There are tons of ways to share maps as an educator. I have shared maps on Facebook and Twitter, as well as on this blog. I can also share maps as part of a Gallery via ArcGIS online, creating a portfolio of my maps. Students in a class could easily make use of this feature, uploading their creations throughout the semester and having all of their work be accessible from one online location. Students could also turn in assignments by posting their maps to their Galleries, via email, a private Facebook page, or through education management systems like Blackboard. Galleries could also be used for creating some kind of community atlas, where collaborative projects could be uploaded across “borders”. Institutions could also share maps and data this way.
At this point I really started to understand how maps can tell stories. More on that later. I now received an invitation from ESRI to create an account as a Publisher. Before this I was a User. A person can be an Administrator, a Publisher, or a User (which is where we all start out initially). We navigated around this new environment – the OrgPub account. We had a lengthy discussion about Feature Services – theirs ins, outs, and upside-downs. We uploaded user-created feature services and played around with the data sets. Also had a discussion about the validity and accuracy of using someone else’s data set. Always know where your data comes from! Those with cell phones, who aren’t totally cheap like me, downloaded the ArcGIS app so we could go out into the field on Wednesday and collect data points.

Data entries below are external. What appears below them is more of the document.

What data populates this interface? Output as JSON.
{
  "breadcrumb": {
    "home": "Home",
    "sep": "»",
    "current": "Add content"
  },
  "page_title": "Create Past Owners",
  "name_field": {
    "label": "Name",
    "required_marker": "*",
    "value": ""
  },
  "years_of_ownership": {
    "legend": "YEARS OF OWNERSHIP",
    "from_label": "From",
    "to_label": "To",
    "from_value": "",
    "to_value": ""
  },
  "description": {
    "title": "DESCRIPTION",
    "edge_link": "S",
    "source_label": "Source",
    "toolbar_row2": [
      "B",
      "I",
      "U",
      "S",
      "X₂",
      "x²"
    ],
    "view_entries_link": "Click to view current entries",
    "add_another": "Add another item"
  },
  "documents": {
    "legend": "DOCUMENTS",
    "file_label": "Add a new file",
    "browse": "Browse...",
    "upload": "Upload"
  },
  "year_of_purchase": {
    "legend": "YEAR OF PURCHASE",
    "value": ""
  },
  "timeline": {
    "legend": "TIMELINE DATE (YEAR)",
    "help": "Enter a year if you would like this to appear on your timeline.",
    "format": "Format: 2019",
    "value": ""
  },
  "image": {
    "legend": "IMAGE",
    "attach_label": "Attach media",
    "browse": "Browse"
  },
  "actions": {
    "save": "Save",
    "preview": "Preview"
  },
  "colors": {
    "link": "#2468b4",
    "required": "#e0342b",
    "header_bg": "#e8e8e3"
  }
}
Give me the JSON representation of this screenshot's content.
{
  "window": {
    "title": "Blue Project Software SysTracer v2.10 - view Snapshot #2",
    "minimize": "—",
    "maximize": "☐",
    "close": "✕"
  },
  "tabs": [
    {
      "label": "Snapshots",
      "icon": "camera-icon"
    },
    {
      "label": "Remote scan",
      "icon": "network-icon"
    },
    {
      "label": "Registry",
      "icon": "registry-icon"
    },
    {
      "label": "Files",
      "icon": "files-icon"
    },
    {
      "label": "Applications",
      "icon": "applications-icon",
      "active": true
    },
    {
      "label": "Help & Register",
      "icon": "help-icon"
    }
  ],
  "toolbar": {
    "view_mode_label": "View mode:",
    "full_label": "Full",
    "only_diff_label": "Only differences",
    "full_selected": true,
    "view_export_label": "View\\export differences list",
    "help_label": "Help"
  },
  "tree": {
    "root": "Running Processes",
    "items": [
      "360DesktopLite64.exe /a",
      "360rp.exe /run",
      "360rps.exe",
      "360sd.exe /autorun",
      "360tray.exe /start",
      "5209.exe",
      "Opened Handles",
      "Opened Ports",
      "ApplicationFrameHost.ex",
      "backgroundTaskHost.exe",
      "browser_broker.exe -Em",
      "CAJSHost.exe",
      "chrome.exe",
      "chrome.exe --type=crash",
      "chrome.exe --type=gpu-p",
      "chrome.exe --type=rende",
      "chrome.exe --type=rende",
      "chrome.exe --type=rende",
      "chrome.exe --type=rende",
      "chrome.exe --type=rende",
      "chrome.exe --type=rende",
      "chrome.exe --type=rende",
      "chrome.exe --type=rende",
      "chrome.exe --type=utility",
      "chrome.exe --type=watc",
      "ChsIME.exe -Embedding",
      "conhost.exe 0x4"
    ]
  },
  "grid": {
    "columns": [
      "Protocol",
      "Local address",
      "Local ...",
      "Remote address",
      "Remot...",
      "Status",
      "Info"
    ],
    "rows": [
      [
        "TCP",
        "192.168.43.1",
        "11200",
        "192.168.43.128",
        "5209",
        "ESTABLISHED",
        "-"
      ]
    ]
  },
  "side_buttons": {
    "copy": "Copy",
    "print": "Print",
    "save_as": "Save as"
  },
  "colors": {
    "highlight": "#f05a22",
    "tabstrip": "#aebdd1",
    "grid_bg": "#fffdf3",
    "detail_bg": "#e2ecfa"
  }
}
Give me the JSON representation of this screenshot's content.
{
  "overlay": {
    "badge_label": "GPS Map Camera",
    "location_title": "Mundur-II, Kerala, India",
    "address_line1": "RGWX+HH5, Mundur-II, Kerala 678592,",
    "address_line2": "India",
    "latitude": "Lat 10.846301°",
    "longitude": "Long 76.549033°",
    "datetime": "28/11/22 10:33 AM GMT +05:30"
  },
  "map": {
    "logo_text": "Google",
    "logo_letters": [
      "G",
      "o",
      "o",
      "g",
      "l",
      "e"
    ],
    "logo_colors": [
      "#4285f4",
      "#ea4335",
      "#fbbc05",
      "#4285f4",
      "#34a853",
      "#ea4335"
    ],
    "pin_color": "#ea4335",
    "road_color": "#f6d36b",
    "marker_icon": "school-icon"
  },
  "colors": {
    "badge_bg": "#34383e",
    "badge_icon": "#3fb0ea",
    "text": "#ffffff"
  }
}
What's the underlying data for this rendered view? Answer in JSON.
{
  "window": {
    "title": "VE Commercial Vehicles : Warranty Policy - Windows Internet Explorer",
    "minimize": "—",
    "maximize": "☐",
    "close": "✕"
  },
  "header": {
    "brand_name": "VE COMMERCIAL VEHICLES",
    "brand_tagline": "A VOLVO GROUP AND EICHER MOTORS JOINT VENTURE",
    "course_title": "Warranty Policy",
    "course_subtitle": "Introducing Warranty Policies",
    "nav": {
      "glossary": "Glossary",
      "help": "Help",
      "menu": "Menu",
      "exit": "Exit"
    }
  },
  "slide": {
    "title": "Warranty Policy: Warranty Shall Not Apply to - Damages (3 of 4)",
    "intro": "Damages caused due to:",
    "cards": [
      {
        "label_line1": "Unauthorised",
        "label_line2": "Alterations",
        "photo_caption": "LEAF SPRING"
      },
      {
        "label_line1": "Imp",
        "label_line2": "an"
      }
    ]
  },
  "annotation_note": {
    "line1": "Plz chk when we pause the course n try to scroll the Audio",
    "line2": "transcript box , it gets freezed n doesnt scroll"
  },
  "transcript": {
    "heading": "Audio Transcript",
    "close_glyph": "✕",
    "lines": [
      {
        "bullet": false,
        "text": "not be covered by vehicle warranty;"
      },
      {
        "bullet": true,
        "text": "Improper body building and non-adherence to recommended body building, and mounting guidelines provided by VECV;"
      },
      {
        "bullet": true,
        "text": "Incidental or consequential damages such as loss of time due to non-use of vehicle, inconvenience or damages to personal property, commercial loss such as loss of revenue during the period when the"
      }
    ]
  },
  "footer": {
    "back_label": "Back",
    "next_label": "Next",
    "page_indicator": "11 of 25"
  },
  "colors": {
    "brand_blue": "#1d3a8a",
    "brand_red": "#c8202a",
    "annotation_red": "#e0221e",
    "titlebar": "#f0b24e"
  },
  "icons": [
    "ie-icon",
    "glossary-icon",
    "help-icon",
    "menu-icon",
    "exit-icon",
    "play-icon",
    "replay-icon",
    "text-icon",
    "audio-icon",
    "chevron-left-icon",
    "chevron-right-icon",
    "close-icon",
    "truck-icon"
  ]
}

The evening session was for “Lightning Talks”, giving attendees the opportunity to show off their projects for four minutes. Randall Raymond, from Detroit Public Schools, talked about The Pollination Project, which awards $1,000 every day to organizations who want to spread good around the world. I also learned about gapminder.com, which is a data-filled interactive platform that helps educators teach things like population statistics in a fresh, new way. I heard about how National Geographic has a mapping program called Fieldscope that enables Citizen Scientists to interact with the world around them and post their data online for the benefit of everyone around them. There were many great discussions, but these are the three of which I will make immediate use.
This is the first post in a small series (2? 3?). So I leave you with the words of our fearless [ski-enthusiast] leader, Charlie Fitzpatrick:
Emily, Doer of Stuff, Keeper of Metadata